For the great duke of Chou designed;
One red, for all our princes shrined. p. 474
And see! they set the goblet full,
In figure fashioned like a bull;
The dishes of bamboo and wood;
Sliced meat, roast pig, and pottage good;
And the large stand. Below the hall
There wheel and move the dancers all.
O filial prince, your sires will bless,
And grant you glorious success.
Long life and goodness they'll bestow
On you, to hold the state of Lu,
And all the eastern land secure,
Like moon complete, like mountain sure.
No earthquake's shock, no flood's wild rage,
Shall e’er disturb your happy age.
And with your aged nobles three
Unbroken shall your friendship be,
In long and firm security.
5A thousand are the cars of war.
Aloft on each, seen from afar,
Rise the two spears, with tassels red.
In each two bows in case are laid, p. 475
To frames with green strings firmly bound.
Guarding those cars, and all around,
March thirty thousand footmen bold,
And on their helmets can be told
The shells, strung on vermilion string:—
Such is the force our state can bring.
We'll quell the tribes both west and north,
And against King and Shoo go forth.
O prince, the spirits of your dead
With blaze of glory crown your head!
Give you long life, and riches great,
And round you trusty helpers set,
Of wrinkled back and hoary hair,
With counsel wise for every care!
You may those spirits prosper thus,
And make your old age vigorous,
For thousands, myriads of years,
With bushy eyebrows, free from fears!
6To us belongs T‘ai’s frowning height,
For all in Lu the grandest sight.
Both Kuei and Mêng we safely keep;
To farthest east our sway shall sweep, p. 476
Till all the states along the sea
To Lu obedient shall be.
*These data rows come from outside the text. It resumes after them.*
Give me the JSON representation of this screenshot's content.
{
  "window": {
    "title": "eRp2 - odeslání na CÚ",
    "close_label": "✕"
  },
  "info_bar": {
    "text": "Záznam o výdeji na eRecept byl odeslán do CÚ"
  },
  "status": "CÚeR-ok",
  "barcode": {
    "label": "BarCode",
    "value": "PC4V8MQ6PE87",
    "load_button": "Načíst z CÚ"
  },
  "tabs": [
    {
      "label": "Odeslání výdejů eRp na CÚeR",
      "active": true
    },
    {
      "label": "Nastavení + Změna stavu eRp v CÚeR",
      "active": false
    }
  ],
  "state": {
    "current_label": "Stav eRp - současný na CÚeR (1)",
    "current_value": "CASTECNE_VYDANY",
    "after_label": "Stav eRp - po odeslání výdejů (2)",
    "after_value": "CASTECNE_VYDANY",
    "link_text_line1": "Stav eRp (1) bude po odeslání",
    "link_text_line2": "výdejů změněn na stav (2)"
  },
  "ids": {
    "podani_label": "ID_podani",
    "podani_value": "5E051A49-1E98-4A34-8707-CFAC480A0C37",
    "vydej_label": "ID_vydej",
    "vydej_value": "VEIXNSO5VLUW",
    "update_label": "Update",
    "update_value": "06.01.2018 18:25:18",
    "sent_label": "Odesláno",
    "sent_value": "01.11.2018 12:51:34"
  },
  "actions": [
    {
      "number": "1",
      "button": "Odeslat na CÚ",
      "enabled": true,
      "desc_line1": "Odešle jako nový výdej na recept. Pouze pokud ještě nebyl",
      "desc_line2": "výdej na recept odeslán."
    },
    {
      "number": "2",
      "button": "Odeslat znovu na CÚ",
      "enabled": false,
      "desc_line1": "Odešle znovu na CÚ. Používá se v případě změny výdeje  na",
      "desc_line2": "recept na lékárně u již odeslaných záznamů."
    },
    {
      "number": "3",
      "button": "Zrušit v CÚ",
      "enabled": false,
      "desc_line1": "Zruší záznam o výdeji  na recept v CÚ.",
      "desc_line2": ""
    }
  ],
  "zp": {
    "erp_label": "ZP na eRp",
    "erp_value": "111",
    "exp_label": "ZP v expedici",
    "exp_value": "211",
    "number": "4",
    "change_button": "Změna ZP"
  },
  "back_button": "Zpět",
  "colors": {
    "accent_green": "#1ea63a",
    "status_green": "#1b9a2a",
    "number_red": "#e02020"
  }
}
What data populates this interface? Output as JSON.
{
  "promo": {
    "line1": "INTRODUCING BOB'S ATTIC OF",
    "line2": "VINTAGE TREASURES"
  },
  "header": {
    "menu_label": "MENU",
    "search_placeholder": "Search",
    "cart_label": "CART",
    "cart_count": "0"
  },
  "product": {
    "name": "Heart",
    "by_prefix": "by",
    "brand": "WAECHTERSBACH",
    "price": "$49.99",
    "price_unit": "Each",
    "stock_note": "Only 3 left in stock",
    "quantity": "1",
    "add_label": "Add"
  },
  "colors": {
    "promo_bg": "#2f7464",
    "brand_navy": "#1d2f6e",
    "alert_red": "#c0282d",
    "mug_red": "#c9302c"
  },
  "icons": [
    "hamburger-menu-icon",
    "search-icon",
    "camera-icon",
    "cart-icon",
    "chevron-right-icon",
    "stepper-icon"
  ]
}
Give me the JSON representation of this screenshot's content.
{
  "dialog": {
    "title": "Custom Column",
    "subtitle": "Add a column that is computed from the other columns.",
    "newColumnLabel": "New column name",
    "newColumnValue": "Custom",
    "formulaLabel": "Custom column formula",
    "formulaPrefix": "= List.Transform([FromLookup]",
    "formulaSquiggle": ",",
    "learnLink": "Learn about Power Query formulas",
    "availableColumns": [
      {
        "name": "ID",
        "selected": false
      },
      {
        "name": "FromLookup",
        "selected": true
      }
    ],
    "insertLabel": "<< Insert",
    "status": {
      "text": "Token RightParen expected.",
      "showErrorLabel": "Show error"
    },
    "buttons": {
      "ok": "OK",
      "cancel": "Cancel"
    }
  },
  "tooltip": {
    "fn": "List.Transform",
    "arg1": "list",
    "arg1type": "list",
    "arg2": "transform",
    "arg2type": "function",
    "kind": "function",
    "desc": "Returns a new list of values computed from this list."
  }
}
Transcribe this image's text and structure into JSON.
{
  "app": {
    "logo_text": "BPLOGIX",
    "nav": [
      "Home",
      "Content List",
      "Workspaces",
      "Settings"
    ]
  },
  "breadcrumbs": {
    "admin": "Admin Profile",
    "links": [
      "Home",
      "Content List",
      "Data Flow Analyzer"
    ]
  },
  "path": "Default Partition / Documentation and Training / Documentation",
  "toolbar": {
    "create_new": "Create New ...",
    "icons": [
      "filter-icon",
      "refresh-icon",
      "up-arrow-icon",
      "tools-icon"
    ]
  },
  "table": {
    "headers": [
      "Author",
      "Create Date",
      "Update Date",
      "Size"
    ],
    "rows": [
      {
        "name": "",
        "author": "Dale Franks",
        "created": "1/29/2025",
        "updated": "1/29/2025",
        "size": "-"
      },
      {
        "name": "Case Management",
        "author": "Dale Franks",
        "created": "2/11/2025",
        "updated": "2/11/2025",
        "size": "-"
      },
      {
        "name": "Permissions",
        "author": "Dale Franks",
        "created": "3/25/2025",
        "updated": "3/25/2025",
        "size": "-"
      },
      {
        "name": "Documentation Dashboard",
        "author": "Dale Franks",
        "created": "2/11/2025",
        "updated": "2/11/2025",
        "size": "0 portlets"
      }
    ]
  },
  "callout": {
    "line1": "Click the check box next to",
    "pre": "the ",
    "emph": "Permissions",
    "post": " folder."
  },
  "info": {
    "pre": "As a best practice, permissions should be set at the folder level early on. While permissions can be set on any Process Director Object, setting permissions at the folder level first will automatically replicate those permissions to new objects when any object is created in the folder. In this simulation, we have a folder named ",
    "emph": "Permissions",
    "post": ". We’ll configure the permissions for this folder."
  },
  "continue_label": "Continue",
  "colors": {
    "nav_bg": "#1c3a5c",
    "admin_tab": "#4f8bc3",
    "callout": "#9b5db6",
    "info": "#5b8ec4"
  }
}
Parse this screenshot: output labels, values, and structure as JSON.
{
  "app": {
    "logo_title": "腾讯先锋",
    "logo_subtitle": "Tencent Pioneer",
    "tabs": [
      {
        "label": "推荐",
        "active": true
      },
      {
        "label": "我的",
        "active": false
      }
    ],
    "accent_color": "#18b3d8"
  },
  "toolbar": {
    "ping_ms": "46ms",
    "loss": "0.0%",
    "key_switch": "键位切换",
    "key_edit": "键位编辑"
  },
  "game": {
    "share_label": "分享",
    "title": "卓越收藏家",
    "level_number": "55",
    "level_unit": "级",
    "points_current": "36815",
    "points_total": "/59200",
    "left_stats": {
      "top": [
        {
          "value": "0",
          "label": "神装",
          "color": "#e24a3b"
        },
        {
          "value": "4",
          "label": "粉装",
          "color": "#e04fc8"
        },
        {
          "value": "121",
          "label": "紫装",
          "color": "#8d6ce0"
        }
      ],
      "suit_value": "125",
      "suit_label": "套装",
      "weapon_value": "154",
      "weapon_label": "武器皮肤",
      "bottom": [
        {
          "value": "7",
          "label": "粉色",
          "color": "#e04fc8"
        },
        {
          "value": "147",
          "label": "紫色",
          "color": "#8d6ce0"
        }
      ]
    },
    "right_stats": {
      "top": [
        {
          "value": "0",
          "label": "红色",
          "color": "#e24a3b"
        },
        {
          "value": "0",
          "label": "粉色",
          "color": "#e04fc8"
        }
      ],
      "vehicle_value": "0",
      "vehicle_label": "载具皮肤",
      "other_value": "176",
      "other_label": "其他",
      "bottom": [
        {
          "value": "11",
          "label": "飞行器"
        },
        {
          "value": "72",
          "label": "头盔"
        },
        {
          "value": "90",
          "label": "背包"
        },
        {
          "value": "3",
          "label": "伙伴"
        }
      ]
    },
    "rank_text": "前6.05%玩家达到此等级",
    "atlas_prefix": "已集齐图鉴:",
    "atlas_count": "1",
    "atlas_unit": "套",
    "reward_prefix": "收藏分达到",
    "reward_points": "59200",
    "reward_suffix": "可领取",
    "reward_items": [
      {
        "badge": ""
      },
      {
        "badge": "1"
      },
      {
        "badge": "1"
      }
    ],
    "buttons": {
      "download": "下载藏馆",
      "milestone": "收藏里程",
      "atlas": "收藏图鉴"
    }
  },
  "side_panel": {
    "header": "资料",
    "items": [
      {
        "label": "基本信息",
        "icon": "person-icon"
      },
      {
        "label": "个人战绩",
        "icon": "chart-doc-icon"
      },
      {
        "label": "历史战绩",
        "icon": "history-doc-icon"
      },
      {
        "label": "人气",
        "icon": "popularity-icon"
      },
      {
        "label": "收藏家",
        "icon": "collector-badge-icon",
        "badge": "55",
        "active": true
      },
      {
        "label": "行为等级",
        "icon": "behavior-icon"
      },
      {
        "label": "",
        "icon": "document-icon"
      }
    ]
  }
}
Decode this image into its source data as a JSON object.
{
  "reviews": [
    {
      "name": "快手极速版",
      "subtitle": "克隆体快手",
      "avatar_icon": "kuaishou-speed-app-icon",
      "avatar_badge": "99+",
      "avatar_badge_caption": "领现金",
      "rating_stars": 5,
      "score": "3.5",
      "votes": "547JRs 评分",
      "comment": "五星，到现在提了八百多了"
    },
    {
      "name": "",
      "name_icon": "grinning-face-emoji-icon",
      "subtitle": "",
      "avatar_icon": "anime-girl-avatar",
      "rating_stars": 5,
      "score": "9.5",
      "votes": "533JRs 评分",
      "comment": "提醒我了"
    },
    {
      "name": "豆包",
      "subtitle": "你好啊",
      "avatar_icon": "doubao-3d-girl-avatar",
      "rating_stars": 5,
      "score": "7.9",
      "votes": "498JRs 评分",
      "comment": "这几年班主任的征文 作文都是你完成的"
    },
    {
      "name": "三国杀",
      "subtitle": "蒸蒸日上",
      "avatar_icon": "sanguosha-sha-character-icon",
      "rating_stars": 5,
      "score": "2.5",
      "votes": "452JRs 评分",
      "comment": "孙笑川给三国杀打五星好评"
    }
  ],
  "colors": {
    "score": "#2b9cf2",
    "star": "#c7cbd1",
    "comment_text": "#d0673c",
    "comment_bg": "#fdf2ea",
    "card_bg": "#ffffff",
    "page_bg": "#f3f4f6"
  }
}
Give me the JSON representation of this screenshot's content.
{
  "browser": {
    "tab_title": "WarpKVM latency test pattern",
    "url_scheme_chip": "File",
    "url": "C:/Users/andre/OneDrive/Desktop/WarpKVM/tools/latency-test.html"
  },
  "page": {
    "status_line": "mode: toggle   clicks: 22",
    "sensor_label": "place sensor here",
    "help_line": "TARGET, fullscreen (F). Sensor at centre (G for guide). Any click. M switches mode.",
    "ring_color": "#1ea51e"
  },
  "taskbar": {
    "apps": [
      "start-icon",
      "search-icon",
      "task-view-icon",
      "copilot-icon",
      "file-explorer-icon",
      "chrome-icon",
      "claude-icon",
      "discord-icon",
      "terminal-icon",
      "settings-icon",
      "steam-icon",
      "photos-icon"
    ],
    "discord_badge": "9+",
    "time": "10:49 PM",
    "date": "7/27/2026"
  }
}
The tribes of Huai will own our might,
Proud to our prince their faith to plight.
Such the memorial he shall leave!
Such deeds our marquis shall achieve!
7Both Fu and Yi he shall maintain,
And victory over Seu shall gain,
Till all the states along the sea
To him obedient shall be.
The tribes of Huai, the Mih whose home
Is in the north, the Man who roam
The south, and tribes more southern still
Shall bow, submissive to his will.
Prompt they shall answer to his call,
And homage pay, his subjects all.
8Oh! Heaven our prince will greatly bless,
And he the eyebrows shall possess,
That show long life, and Lu maintain;
Both Ch‘ang and Hsü he shall regain.
Whatever land belonged of yore
To Tan, our prince shall soon restore. p. 477
Then shall his joy at feast be told
To his good wife, and mother old.
There, too, his chiefs, of virtue rare,
Each in his place, the joy shall share.
He thus shall all our region rule;
His cup of blessing shall be full.
Like child's his teeth shall still be seen,
With hoary hair,—and old age green!
9The pines from Ch‘u-lai’s hill were brought,
And cypresses on Hsin-fu sought.
The trees were felled, and hewn exact,
The workmen, with the nicest tact,
Using of various lengths the line,
Projected far the beams of pine.
While rose the inner chambers great.
Grand are those temples of the state,
New built, the work of Hsi-ssŭ skilled,
So wide, so deep, that all are filled
With admiration of his art!
How well has Hsi-ssŭ done his part!